For the most part trash generated at the South Pole is collected in giant cardboard boxes called “triwalls” for their three layer corrugated walls. The triwalls I use come in two sizes: roughly 3.5ft x 3.5ft x 3.5ft (50 cubic feet) and 3.5ft x 3.5ft x 8ft (100 cubic feet) or “50 cubes” and “100 cubes.” These are Ginormous cardboard boxes – like refrigerator boxes for kids I can’t stop thinking about the potential for spaceships and castles. Setting them up alone can be a challenge, but with plenty of practice I’ve figured out a system.
Most of our waste is collected at DZ close to the station, but at -80F or -90F it can be a bit of an adventure just to take a bag or two out. Once a triwall gets full I close it up, band it with metal banding and set up a new one. Some categories such as paper towels, plastic, and food waste fill up faster than other, say electronic scrap which might not get full all winter. We fill maybe 3-5 triwalls a week then they’re taken off to the berms to be stored until summer.
At the colder temps we’ve been having lately (-75F to -90F ambient) I’ve encountered a few more challenges: The flaps crack with a loud pop when I bend them, coming away in my hands…my big marker freezes, ink steaming on the cold cardboard…the plastic liners we put in food waste and sanitary that are nearly stretchy when warm crack and shred…the banding tools slip…

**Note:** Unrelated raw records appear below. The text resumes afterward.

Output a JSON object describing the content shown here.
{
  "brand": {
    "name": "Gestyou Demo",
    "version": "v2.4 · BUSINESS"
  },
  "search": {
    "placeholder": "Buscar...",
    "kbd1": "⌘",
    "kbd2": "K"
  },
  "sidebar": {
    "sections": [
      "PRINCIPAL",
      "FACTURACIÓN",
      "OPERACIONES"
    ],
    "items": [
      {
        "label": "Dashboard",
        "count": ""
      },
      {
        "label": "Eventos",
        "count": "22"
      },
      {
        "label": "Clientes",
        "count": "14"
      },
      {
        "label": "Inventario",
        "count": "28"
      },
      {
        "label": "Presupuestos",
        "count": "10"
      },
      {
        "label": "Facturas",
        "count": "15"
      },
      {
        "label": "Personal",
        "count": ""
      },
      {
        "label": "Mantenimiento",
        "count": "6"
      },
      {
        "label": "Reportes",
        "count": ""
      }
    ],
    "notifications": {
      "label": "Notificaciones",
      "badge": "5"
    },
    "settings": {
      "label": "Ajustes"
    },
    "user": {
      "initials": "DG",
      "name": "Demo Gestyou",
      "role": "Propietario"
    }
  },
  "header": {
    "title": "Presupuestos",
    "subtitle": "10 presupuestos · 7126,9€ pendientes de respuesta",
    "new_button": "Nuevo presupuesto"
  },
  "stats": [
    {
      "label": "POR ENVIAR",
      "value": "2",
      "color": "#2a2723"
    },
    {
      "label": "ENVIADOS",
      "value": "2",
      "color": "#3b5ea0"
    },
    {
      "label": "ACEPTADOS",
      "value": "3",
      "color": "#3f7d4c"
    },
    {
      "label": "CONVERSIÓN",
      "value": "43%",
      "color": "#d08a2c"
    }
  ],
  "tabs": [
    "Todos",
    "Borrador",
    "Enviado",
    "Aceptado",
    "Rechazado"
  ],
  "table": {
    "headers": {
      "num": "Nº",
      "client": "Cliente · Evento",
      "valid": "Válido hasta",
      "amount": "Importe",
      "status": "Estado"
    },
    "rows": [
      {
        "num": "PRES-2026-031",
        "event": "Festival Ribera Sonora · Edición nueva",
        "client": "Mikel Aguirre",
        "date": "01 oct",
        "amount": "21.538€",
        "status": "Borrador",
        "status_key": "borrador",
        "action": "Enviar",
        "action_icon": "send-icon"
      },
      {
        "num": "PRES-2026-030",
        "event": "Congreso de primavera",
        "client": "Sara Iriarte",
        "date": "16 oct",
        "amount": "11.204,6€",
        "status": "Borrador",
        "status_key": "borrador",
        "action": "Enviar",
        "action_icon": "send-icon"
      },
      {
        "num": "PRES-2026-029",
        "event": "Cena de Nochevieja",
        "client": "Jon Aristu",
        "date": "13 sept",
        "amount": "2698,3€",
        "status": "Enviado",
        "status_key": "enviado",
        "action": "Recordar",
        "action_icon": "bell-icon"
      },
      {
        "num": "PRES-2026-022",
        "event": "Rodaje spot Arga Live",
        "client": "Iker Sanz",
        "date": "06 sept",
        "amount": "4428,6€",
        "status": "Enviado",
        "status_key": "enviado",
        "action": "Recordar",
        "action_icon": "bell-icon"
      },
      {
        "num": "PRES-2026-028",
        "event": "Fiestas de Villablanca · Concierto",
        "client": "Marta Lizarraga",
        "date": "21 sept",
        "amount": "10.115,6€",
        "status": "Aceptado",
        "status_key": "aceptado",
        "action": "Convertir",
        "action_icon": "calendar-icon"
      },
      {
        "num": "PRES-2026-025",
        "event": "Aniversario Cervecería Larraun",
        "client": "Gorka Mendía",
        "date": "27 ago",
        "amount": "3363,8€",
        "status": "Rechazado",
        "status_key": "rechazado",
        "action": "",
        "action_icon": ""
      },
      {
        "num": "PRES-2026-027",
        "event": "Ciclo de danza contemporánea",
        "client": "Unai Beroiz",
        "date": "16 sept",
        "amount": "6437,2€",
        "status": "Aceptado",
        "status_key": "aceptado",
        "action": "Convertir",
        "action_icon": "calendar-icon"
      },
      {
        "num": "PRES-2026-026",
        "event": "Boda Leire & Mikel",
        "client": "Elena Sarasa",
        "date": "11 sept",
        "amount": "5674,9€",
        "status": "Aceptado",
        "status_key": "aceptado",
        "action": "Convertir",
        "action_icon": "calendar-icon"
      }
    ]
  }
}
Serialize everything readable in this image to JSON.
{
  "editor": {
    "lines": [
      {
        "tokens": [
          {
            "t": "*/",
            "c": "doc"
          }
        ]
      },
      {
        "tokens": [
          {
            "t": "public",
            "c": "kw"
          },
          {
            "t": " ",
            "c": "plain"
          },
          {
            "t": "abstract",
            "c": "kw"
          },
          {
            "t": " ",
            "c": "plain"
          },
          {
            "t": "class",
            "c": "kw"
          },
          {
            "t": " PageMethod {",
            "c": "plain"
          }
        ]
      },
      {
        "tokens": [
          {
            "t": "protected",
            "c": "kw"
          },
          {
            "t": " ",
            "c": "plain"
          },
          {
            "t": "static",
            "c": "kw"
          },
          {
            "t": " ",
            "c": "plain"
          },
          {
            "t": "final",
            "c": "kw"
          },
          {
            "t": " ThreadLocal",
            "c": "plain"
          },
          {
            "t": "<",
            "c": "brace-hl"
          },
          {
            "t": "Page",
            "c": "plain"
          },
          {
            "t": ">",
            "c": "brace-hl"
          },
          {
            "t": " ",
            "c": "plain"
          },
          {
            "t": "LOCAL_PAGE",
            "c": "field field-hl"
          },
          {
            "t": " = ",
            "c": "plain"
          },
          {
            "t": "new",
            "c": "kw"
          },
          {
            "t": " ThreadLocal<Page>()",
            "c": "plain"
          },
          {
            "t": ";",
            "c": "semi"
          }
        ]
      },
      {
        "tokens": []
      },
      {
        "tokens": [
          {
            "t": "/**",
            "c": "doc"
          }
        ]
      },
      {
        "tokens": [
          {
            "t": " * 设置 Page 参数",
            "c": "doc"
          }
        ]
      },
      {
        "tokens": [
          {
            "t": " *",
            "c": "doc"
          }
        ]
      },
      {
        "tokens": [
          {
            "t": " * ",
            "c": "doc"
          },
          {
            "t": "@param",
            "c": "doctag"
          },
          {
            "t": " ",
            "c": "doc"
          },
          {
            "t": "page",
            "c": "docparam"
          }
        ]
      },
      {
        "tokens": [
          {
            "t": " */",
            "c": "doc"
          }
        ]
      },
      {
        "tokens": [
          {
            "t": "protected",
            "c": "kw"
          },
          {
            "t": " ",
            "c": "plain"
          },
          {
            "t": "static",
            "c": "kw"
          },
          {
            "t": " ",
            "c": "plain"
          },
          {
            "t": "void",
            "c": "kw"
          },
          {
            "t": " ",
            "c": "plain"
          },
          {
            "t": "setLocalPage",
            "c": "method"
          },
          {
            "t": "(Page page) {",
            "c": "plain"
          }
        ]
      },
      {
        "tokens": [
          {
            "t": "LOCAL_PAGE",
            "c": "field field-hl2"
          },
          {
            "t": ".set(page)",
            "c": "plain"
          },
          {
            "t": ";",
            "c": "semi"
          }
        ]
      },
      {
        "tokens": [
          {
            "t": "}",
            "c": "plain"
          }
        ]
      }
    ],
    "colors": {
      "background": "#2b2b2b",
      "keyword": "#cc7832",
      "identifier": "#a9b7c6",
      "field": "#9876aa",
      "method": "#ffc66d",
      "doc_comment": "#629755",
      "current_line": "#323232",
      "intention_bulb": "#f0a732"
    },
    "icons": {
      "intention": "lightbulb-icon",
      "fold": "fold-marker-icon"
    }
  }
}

But pictures are worth a thousand words so here you go. These pictures were taken by my friend Tom who’s working in Materials. These were taken almost a month ago when the sun was still above the horizon.